Mari and Nigel Vindis had been married for many years, having met in their teens. Importantly the entire estate had been accumulated during the course of their marriage which was very much an equal partnership. Mr Vindis was a business builder and Mrs Vindis a wife, mother and homemaker. In cases such as this the Family Court does not distinguish between the home maker and the money maker as both are integral cogs in the wheels of a successful partnership.
Mrs Vindis brings her case not though as a soon to be ex-wife, rather as a widow arguing that her “reasonable needs” have not been met by the terms of the Will. Mrs Vindis is asking the High Court to re-write her late husband’s will so as to make reasonable provision for her in a ruling that could make legal history. The Court is going to struggle with the competing principles of a reasonable and fair settlement upon divorce with the fundamental right we all have to choose how we leave our property in our Will.
Mrs Vindis’s barrister, David Rees, has argued in Court that: "The court is required to take into account the provision which Mari might reasonably have expected to receive if on the day on which the deceased died the marriage, instead of being terminated by death, had been terminated by a divorce.
"The family took expensive foreign holidays, travelling first class and staying in five star hotels...Mari's reasonable needs include provision to enable her to travel and continue to enjoy such holidays," he told the judge, Mr Justice Asplin.
In a further complicated twist to this sad tale, Mr Vindis’s sisters are also seeking millions from Mr Vindis’s estate claiming they were wrongly excluded from the family business which was founded in 1960 by their father.
Whilst currently Mrs Vindis’s two children, Gabriella and Alexander, are supporting their mother in her case quite clearly the provisions made by their father in his Will are substantially in excess of what is likely to remain in the estate after their mother and aunts’ competing claims have been dealt with.
The case has been adjourned for further evidence to be disclosed but does highlight some valuable issues:
Firstly, the importance of a detailed will and, whilst many put off thinking about death, making a will is really important and should not be delayed. For instance, when drawing up a will, it is important to be as detailed as possible to avoid your will being overturned by the courts. Our specialist tax and estate planning lawyers are able to help you in this regard from inheritance tax planning to Will writing and Lasting Power of Attorneys - it is vital to make sure you have detailed arrangements in place in the event of your untimely demise.

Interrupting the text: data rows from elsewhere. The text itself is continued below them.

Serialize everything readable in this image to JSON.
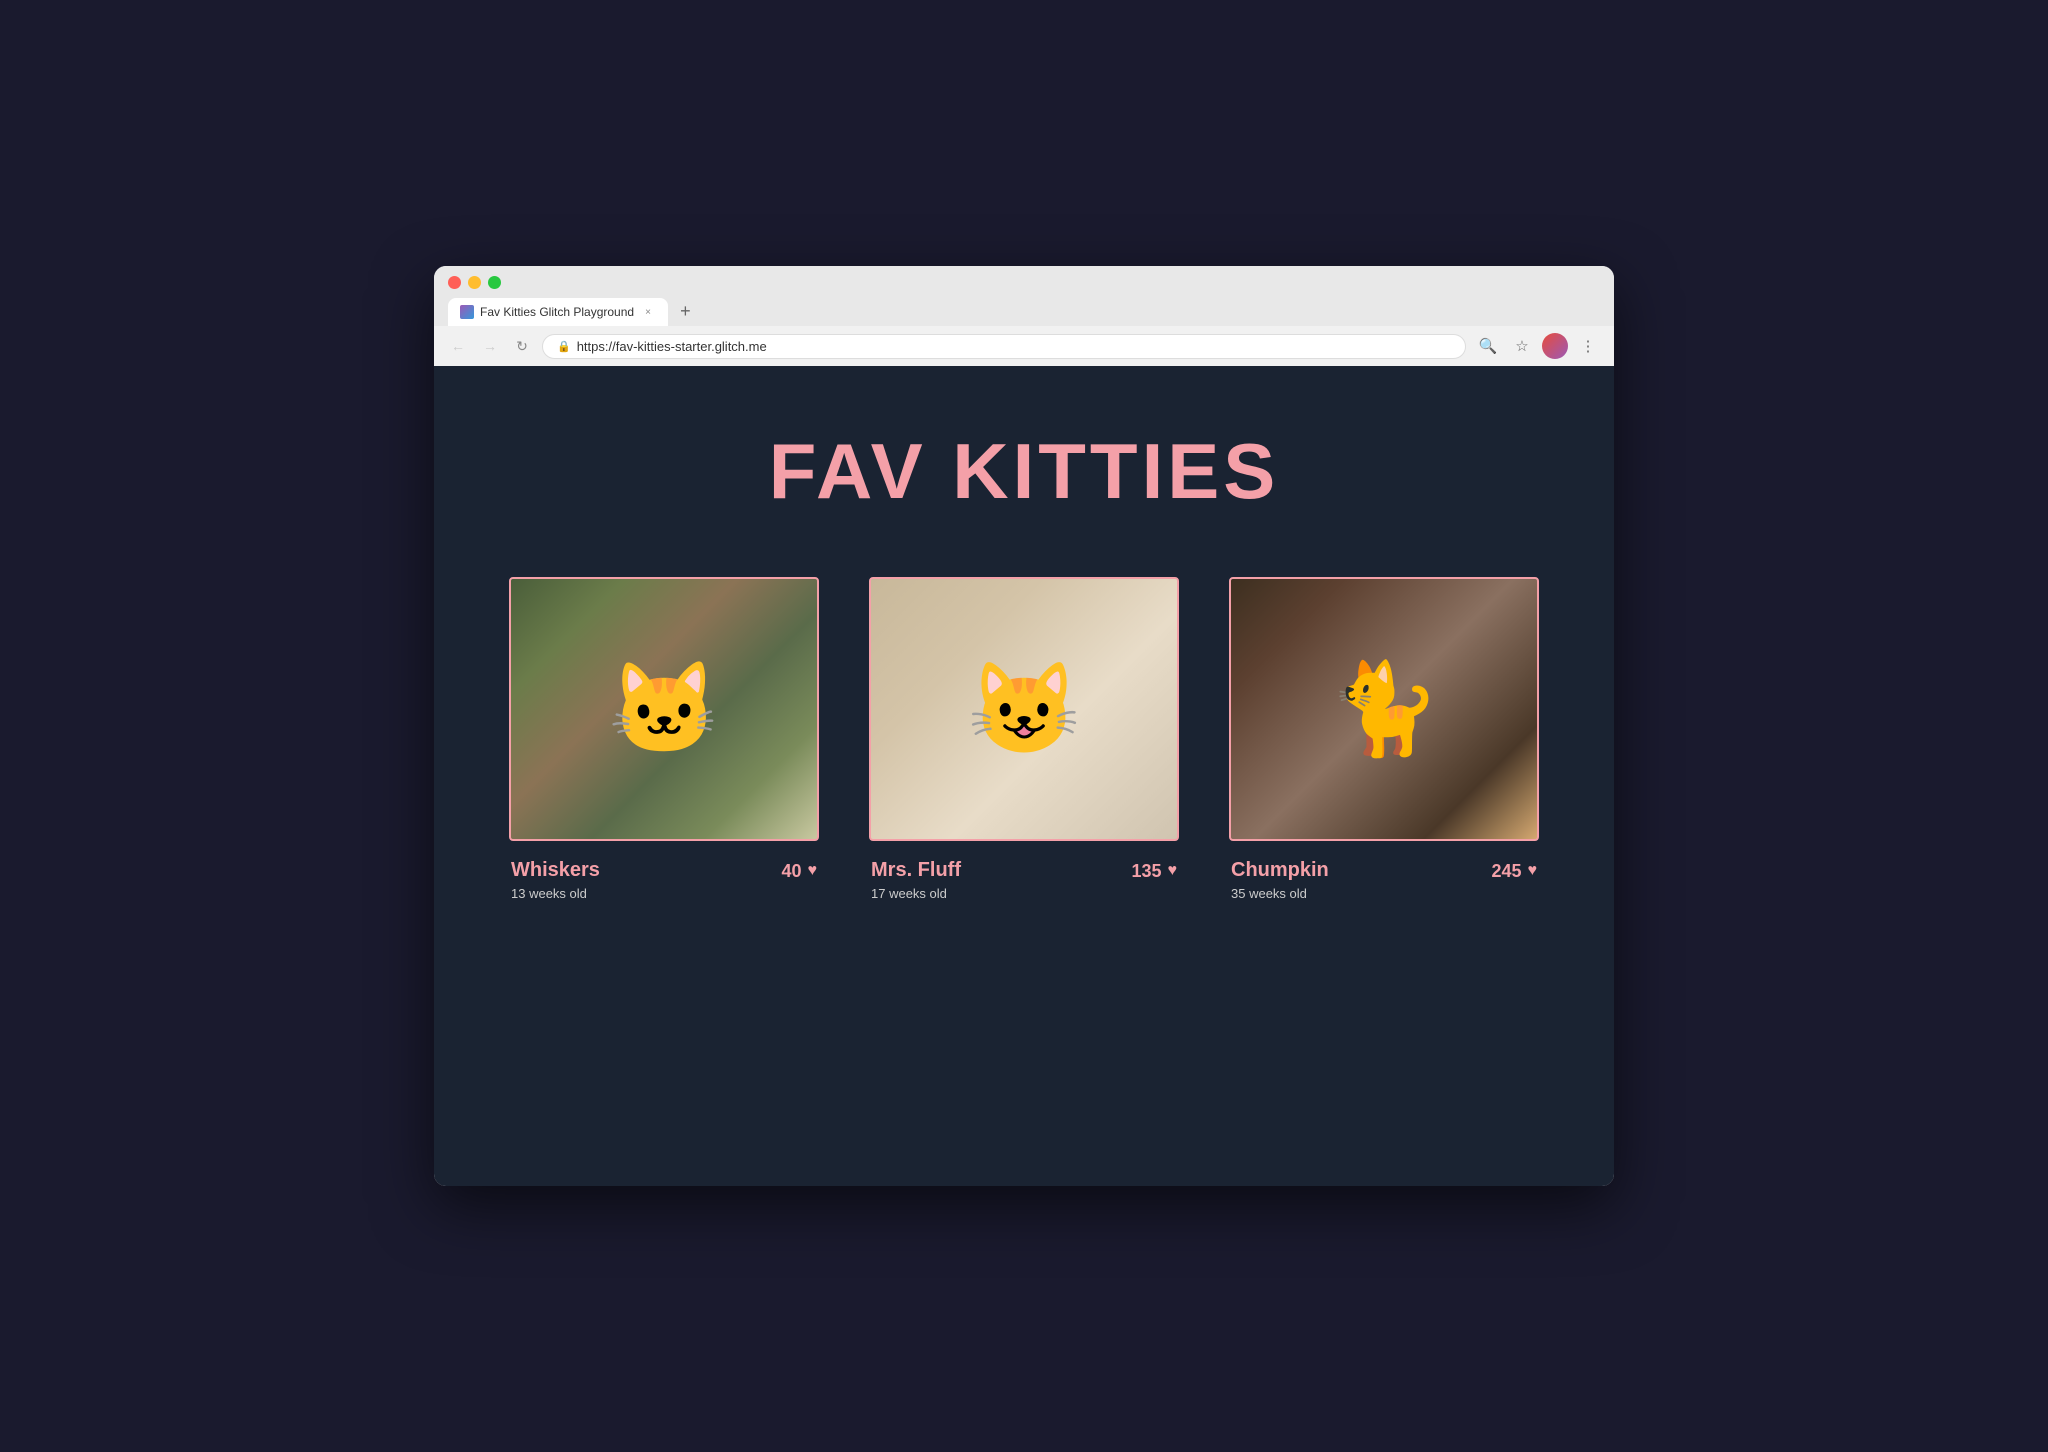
{
  "browser": {
    "tab_title": "Fav Kitties Glitch Playground",
    "tab_close": "×",
    "tab_new": "+",
    "address": "https://fav-kitties-starter.glitch.me",
    "back_btn": "←",
    "forward_btn": "→",
    "reload_btn": "↻"
  },
  "site": {
    "title": "FAV KITTIES",
    "accent_color": "#f4a0a8",
    "bg_color": "#1a2332"
  },
  "kitties": [
    {
      "name": "Whiskers",
      "age": "13 weeks old",
      "votes": "40",
      "image_type": "cat-1-bg",
      "id": "whiskers"
    },
    {
      "name": "Mrs. Fluff",
      "age": "17 weeks old",
      "votes": "135",
      "image_type": "cat-2-bg",
      "id": "mrs-fluff"
    },
    {
      "name": "Chumpkin",
      "age": "35 weeks old",
      "votes": "245",
      "image_type": "cat-3-bg",
      "id": "chumpkin"
    }
  ],
  "icons": {
    "lock": "🔒",
    "search": "🔍",
    "star": "☆",
    "menu": "⋮",
    "heart": "♥"
  }
}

Secondly, in relation to family law, our family law specialists offer detailed and clear advice on all issues arising from your marital or relationship breakdown and are there to guide you through the legal process. We always consider with you the interplay between your rights as a spouse and your rights as a widow/widower. It is not always the best decision to get divorced and, for older couples for example, choosing to separate with a well drafted Separation Agreement or petition for judicial separation with a financial settlement covered in a Court Order reached by consent are options that should not be discounted.
If you wish to discuss any of the points raised in this article, please contact a member of the family team or the tax and estate planning team.